While there is no specific or credible threat at this time, we are increasing our NYPD presence at mosques throughout the city out of an abundance of caution. New Yorkers heading to prayer can be confident that their city will protect them. https://t.co/RGMsbXQH3p— Mayor Bill de Blasio (@NYCMayor) March 15, 2019
?New York Gov. Andrew Cuomo also announced increased police presence at mosques around the state, "as a precaution."
My heart breaks for the victims of the horrific attack in New Zealand. In the wake of this disgusting act of bigoted violence, which appears to be rooted in Islamophobia, New York stands with the Muslim community as we always have and always will. pic.twitter.com/44EmdaoH1o— Andrew Cuomo (@NYGovCuomo) March 15, 2019
U.S. lawmakers from both parties weighed in, with many 2020 Democratic presidential candidates tweeting their condolences and condemnation of acts of hate and violence.
California Sen. Kamala Harris tweeted that the massacre of "those in a house of worship, in prayer, is evil & cowardly."
My heart is heavy with grief for New Zealand & Muslims worldwide affected by the tragic murders in Christchurch. The massacre of those in a house of worship, in prayer, is evil & cowardly. We stand with our friends around the world to condemn hate & speak out against intolerance.— Kamala Harris (@KamalaHarris) March 15, 2019
"We don't back down in the face of Islamophobia and racism at home or abroad," tweeted former Texas Rep. Beto O'Rourke, saying that "terrorism won't be met with indifference."

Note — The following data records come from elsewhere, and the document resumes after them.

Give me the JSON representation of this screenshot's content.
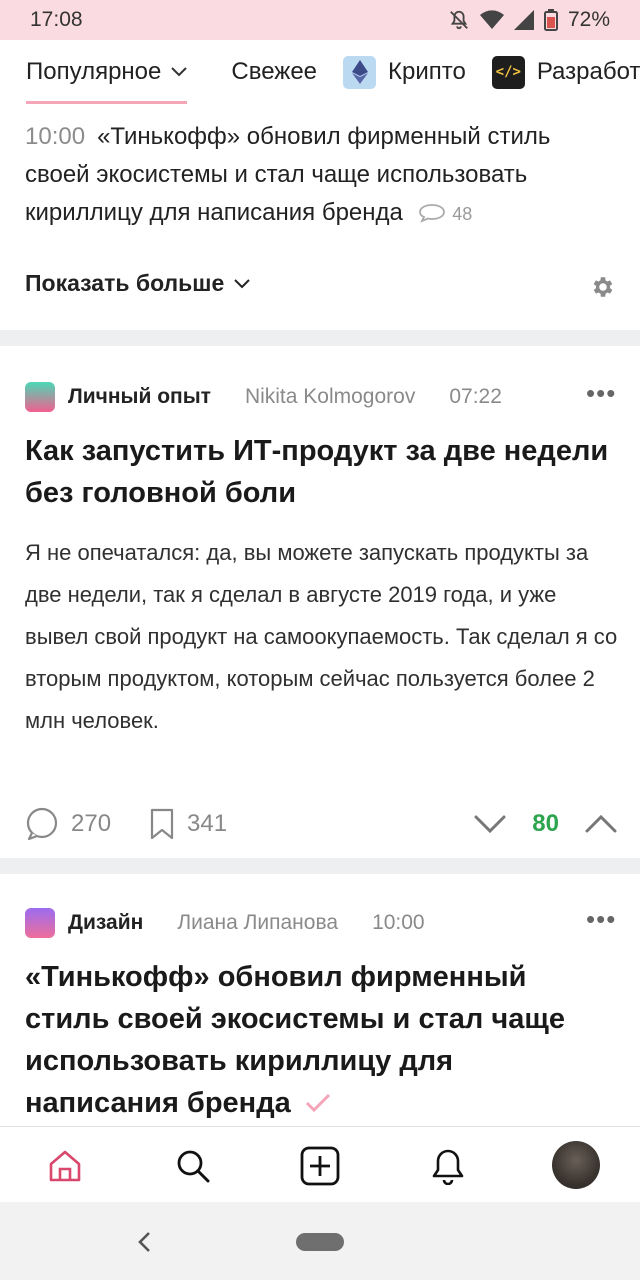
{
  "status_bar": {
    "time": "17:08",
    "battery": "72%"
  },
  "tabs": [
    {
      "label": "Популярное"
    },
    {
      "label": "Свежее"
    },
    {
      "label": "Крипто"
    },
    {
      "label": "Разработка"
    }
  ],
  "news": {
    "time": "10:00",
    "text": "«Тинькофф» обновил фирменный стиль своей экосистемы и стал чаще использовать кириллицу для написания бренда",
    "comments": "48"
  },
  "show_more_label": "Показать больше",
  "posts": [
    {
      "hub": "Личный опыт",
      "author": "Nikita Kolmogorov",
      "time": "07:22",
      "title": "Как запустить ИТ-продукт за две недели без головной боли",
      "excerpt": "Я не опечатался: да, вы можете запускать продукты за две недели, так я сделал в августе 2019 года, и уже вывел свой продукт на самоокупаемость. Так сделал я со вторым продуктом, которым сейчас пользуется более 2 млн человек.",
      "comments": "270",
      "bookmarks": "341",
      "score": "80"
    },
    {
      "hub": "Дизайн",
      "author": "Лиана Липанова",
      "time": "10:00",
      "title": "«Тинькофф» обновил фирменный стиль своей экосистемы и стал чаще использовать кириллицу для написания бренда"
    }
  ],
  "icons": {
    "nav": [
      "home-icon",
      "search-icon",
      "add-post-icon",
      "notifications-icon",
      "avatar"
    ],
    "status": [
      "mute-icon",
      "wifi-icon",
      "signal-icon",
      "battery-icon"
    ]
  },
  "colors": {
    "accent": "#f4a5b8",
    "positive_score": "#2da44e",
    "home_active": "#d9476d",
    "status_bar_bg": "#fadbe1"
  }
}
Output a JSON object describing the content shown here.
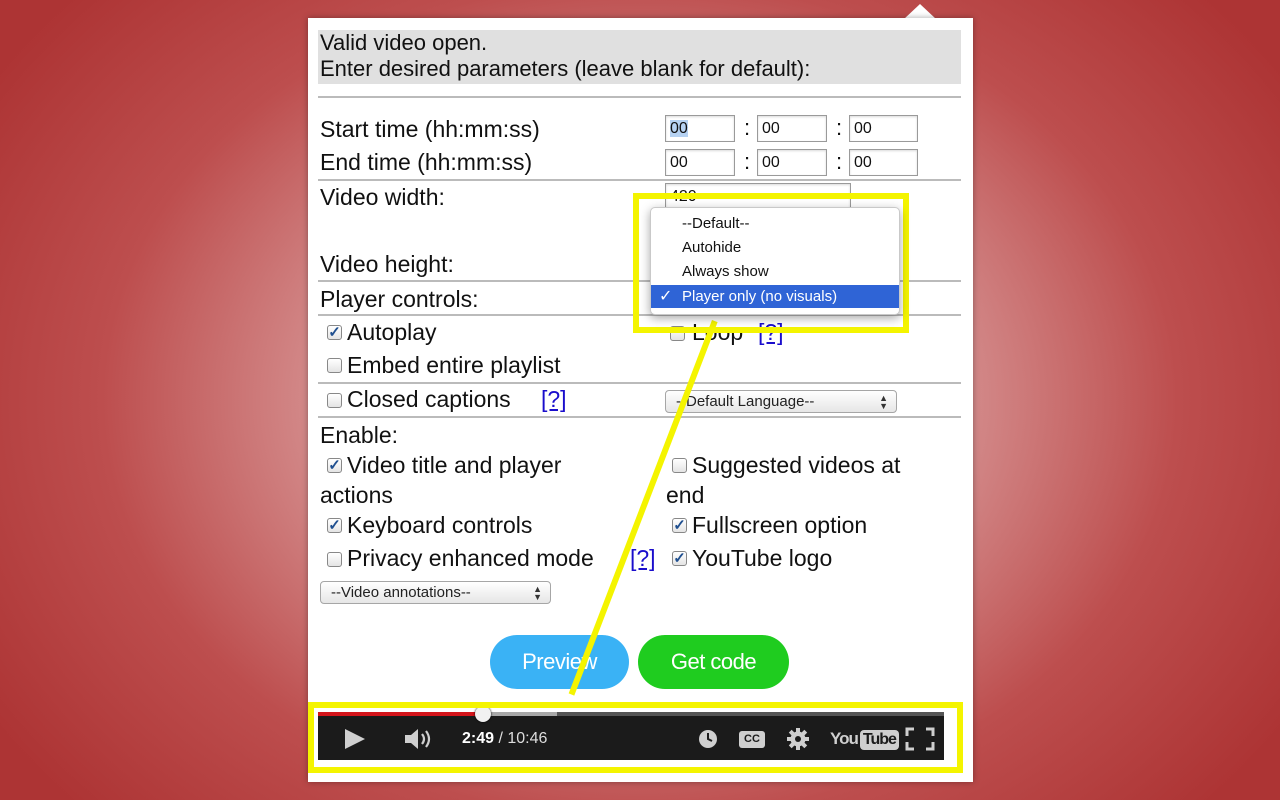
{
  "header": {
    "line1": "Valid video open.",
    "line2": "Enter desired parameters (leave blank for default):"
  },
  "start_time": {
    "label": "Start time (hh:mm:ss)",
    "hh": "00",
    "mm": "00",
    "ss": "00"
  },
  "end_time": {
    "label": "End time (hh:mm:ss)",
    "hh": "00",
    "mm": "00",
    "ss": "00"
  },
  "video_width": {
    "label": "Video width:",
    "value": "420"
  },
  "video_height": {
    "label": "Video height:"
  },
  "player_controls": {
    "label": "Player controls:"
  },
  "dropdown": {
    "options": [
      "--Default--",
      "Autohide",
      "Always show",
      "Player only (no visuals)"
    ],
    "selected": "Player only (no visuals)",
    "check_glyph": "✓"
  },
  "options": {
    "autoplay": {
      "label": "Autoplay",
      "checked": true
    },
    "loop": {
      "label": "Loop",
      "checked": false,
      "help": "[?]"
    },
    "playlist": {
      "label": "Embed entire playlist",
      "checked": false
    },
    "captions": {
      "label": "Closed captions",
      "checked": false,
      "help": "[?]"
    },
    "language": "--Default Language--"
  },
  "enable": {
    "label": "Enable:",
    "title_actions": {
      "line1": "Video title and player",
      "line2": "actions",
      "checked": true
    },
    "suggested": {
      "line1": "Suggested videos at",
      "line2": "end",
      "checked": false
    },
    "keyboard": {
      "label": "Keyboard controls",
      "checked": true
    },
    "fullscreen": {
      "label": "Fullscreen option",
      "checked": true
    },
    "privacy": {
      "label": "Privacy enhanced mode",
      "checked": false,
      "help": "[?]"
    },
    "logo": {
      "label": "YouTube logo",
      "checked": true
    }
  },
  "annotations_select": "--Video annotations--",
  "buttons": {
    "preview": "Preview",
    "get_code": "Get code"
  },
  "player": {
    "current_time": "2:49",
    "duration": "/ 10:46",
    "progress_fraction": 0.264,
    "logo_text": "YouTube"
  },
  "colors": {
    "highlight": "#f4f400",
    "preview_button": "#3ab2f5",
    "get_code_button": "#1fcc1f",
    "selected_option": "#2f64d6",
    "progress": "#d3151b"
  },
  "icons": {
    "play": "play-icon",
    "volume": "volume-icon",
    "watch_later": "clock-icon",
    "captions": "cc-icon",
    "settings": "gear-icon",
    "fullscreen": "fullscreen-icon",
    "checkmark": "checkmark-icon"
  }
}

We don%27t back down in the face of Islamophobia and racism at home or abroad. We stand up, stand together and make it clear that terrorism won%27t be met with indifference but with action that honors our diversity as the people of the world. Thinking of our friends in New Zealand.— Beto O%27Rourke (@BetoORourke) March 15, 2019
Vermont Sen. Bernie Sanders urged people to come together to condemn "all forms of hate and violence" and said that no people should have to fear for their life because of their religion.
Our thoughts are with the victims of the horrific attack in Christchurch, New Zealand. No one should have to fear for their life because of their religion. We must come together to condemn all forms of hate and violence to build a future of respect and understanding.— Bernie Sanders (@BernieSanders) March 15, 2019
House Republicans also tweeted their condemnation, prayers and calls for solidarity.
Disgraceful, murderous attack in New Zealand mosque must be condemned by everyone who respects human life & decency. These murderers are lowest of the low. Thoughts & prayers must be with families & friends of the victims, the members of the Mosque and all New Zealanders. R.I.P.— Rep. Pete King (@RepPeteKing) March 15, 2019
I am heartbroken for my Muslim friends & cannot imagine their sadness as they awake to this terrible news. The attacks in New Zealand remind us again that hate & radicalism have no boundaries. Americans stand united with New Zealand during this difficult time. #NewZealandShooting— Jim Banks (@RepJimBanks) March 15, 2019
We mourn with the people of New Zealand in the face of such evil today. It’s clear hate has no religion, & we must all stand united against terrorism. My thoughts & prayers are with the victims, their families, & the Christchurch community.— Adam Kinzinger (@RepKinzinger) March 15, 2019